I train 5-6 days a week; sometimes twice a day. I do cardio. I lift weights. I count macros. But, I’m not your typical athlete. I’m a childhood cancer survivor. I’ll spend my life on crutches. I’m missing a hip joint. My femur was replaced by a donor bone. My pelvis is fused. My right leg is 6” shorter than my left. But, I’m a marathoner. Not only am I a marathoner, I’m a marathon winner.
In the summer of 1990, I broke my hip while attempting to catch a pop-fly in a little league softball game. It went undiagnosed for three months. Once diagnosed, the injury refused to heal. In January of 1991, I underwent exploratory surgery to determine the cause. Just hours later, my life was forever changed.
On January 20, 1991, I was told I had six weeks to live. I was diagnosed with osteosarcoma of the right femur and hip. My parents were told to bring me home, make me comfortable, and plan my funeral. We refused to listen and sought a second opinion, then a third. Ultimately, we sought treatment at Massachusetts General Hospital. While in the hospital, one of my favorite ways to pass time was to have my bed pushed up against the window so I could watch the runners as they made their way along the Charles River. I decided then that IF I grew up, I was going to do the Boston Marathon.
After almost 18 months of intense chemotherapy; a 12 hour operation in which my right femur was removed and replaced with a donor tissue graft, steel plates were inserted, my right hip joint was removed, and pelvis fused; an additional 14 surgical procedures, including one in which my right fibula was removed and grafted over the femur fracture site; and months of physical therapy, I’m here to tell my story. I’m here to make a difference. I’m here to live.
I sat on the sidelines for 24 years, becoming unhealthy, gaining weight, and growing weaker. I was desperate to change my life. When I was unable to finish a charity 5k, my husband and I joined a gym. Three years later, I crutched my way through the 26.2 mile course of the Boston Marathon Jimmy Fund Walk. The day fueled my passion to be active again; it also did irreversible damage to my wrists and shoulders. Yet, I was desperate to know what it would be like to be an athlete.
That desperation led me to handcycling. In April of 2015, I received a handcycle from the IM ABLE Foundation and began training. Just one month later, I competed in the Vermont City Marathon, placing 4th in the Women’s Handcycle Division. I knew my finish times were lackluster at best, so I set out to find a coach. After being turned down four times by local coaches, I finally got a yes. Larry Roberts not only worked with me, he taught me the importance of proper nutrition and effective workouts. With his help, I dropped 40 pounds, became leaner and stronger, and started racking up wins. The newfound strength also lead to competing in Spartan races.
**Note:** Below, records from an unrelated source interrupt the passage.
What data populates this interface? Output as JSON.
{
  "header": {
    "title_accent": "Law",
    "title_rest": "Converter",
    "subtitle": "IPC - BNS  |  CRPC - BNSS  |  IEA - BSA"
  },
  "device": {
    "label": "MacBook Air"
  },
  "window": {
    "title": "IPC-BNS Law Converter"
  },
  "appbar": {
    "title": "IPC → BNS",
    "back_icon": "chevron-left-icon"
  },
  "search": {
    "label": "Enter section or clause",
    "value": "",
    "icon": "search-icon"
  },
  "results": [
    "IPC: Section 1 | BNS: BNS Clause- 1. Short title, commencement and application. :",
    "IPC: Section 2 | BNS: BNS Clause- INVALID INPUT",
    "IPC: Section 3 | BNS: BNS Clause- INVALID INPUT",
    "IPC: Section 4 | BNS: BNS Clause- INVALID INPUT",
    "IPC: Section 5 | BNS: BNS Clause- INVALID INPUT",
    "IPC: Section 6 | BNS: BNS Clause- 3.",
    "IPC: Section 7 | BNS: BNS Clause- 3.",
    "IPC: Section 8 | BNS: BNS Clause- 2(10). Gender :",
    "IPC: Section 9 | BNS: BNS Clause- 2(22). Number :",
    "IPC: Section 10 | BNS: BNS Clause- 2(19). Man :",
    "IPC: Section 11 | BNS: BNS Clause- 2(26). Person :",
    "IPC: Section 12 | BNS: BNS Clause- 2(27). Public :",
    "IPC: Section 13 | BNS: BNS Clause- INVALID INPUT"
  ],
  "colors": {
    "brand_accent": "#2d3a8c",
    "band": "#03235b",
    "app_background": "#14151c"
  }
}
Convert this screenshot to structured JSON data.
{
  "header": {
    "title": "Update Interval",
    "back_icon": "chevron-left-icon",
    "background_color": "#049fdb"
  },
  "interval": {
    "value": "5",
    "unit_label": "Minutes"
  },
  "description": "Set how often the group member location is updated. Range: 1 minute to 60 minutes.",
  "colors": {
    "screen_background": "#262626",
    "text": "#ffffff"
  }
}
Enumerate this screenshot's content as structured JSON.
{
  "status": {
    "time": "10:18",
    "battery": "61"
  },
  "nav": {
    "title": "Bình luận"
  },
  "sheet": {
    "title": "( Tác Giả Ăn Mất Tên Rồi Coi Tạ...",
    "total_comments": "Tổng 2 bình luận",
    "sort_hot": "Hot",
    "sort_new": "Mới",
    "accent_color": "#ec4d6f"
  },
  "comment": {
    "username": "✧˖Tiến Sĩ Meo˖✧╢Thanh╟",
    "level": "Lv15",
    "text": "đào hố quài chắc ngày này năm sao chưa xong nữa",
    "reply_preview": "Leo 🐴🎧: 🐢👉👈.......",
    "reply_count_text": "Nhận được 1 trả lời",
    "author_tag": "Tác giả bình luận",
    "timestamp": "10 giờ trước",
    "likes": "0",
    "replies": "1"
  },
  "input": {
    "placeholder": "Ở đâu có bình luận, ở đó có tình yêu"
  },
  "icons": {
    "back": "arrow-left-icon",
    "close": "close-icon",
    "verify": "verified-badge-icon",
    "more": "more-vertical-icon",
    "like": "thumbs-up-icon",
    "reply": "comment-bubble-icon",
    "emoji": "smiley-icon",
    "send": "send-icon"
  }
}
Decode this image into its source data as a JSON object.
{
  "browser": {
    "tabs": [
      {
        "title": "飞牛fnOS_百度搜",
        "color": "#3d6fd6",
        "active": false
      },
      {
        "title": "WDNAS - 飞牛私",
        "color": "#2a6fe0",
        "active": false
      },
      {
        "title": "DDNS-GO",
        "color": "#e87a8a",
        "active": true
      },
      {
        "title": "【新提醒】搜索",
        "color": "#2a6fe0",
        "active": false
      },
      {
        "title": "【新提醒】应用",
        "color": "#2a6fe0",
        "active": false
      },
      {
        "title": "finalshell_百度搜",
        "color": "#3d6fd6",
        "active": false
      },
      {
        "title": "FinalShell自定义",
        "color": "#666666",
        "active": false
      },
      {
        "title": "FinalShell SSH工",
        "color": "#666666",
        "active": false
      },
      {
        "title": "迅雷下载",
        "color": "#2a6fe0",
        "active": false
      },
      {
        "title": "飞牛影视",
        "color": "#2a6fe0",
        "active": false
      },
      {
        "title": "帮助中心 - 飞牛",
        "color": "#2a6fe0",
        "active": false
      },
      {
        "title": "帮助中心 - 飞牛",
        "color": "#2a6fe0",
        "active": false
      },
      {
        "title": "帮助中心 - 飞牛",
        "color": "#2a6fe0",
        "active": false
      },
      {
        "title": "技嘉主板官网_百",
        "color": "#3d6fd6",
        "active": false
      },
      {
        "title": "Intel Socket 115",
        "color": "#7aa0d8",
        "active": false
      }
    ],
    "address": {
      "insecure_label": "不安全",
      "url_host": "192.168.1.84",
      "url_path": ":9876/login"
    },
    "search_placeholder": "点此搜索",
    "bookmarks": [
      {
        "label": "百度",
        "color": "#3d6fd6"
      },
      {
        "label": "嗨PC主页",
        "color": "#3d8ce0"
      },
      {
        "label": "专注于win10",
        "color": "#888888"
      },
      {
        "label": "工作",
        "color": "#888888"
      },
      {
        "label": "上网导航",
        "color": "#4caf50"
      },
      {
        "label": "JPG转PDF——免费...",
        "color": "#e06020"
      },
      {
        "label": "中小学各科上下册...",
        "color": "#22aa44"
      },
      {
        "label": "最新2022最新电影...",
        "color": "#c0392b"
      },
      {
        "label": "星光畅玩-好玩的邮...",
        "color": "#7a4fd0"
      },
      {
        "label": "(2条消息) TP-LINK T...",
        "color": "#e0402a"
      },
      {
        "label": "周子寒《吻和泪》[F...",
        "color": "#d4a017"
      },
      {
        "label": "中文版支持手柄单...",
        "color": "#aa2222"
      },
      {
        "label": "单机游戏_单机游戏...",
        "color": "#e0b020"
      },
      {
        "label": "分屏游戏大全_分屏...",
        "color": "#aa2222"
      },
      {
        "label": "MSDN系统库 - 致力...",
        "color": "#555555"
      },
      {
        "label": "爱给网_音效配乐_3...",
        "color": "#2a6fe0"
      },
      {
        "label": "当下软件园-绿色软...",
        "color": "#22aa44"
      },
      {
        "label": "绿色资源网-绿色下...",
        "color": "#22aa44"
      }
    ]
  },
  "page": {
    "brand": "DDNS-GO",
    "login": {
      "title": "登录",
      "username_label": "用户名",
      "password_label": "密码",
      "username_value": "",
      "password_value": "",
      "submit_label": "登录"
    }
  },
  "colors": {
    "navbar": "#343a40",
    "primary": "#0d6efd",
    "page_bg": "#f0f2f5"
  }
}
The ultimate BEST DAY EVER was crossing the Boston Marathon finish line on April 15, 2019 as the first female handcyclist. I stood in absolute disbelief as a laurel wreath was placed on my head and an American flag was draped over my shoulders. As the National Anthem played, it seemed like a dream.
2019 Boston Marathon – 1st Place, Women’s Handcycle Program
2018 TCS NYC Marathon – 1st Place, Women’s Handcycle
2018 Vermont City Marathon – 1st Place, Women’s Hancycle
2018 Boston Marathon – 2nd Place, Women’s Handcycle
2017 TCS NYC Marathon – 2nd Place, Women’s Handcycle
2017 Vermont City Marathon – 2nd Place, Women’s Handcycle (qualified for Boston Marathon)
2016 TCS NYC Marathon – 4th Place, Women’s Handcycle
2016 Hartford Marathon –1st Place, Women’s Handcycle
2016 Vermont City Marathon – 1st Place, Women’s Handcycle
2015 Marine Corps Marathon
2015 Vermont City Marathon – 4th Place, Women’s Handcycle
Peanut Butter Protein Balls
1 cup natural peanut butter
⅛ cup NOW Real Food® Organic Light Agave Nectar
2 teaspoons vanilla extract
1½ cups NOW Real Food® Organic Rolled Oats
½ cups NOW Real Food® Unsweetened, Shredded Coconut
⅓ cup mini chocolate chips
Pinch of salt
2-4 teaspoons water
- In a medium bowl, mix together the peanut butter, agave nectar, and vanilla extract.
- Stir in the oats, coconut, and salt until well combined; add chocolate chips. If the mixture appears loose, add additional water, a teaspoon at a time, until it holds together in a ball shape.
- Form 1” balls by rolling a tablespoon of the mixture together.
- Store at room temperature for up to 3 days or refrigerate for up to 1 week.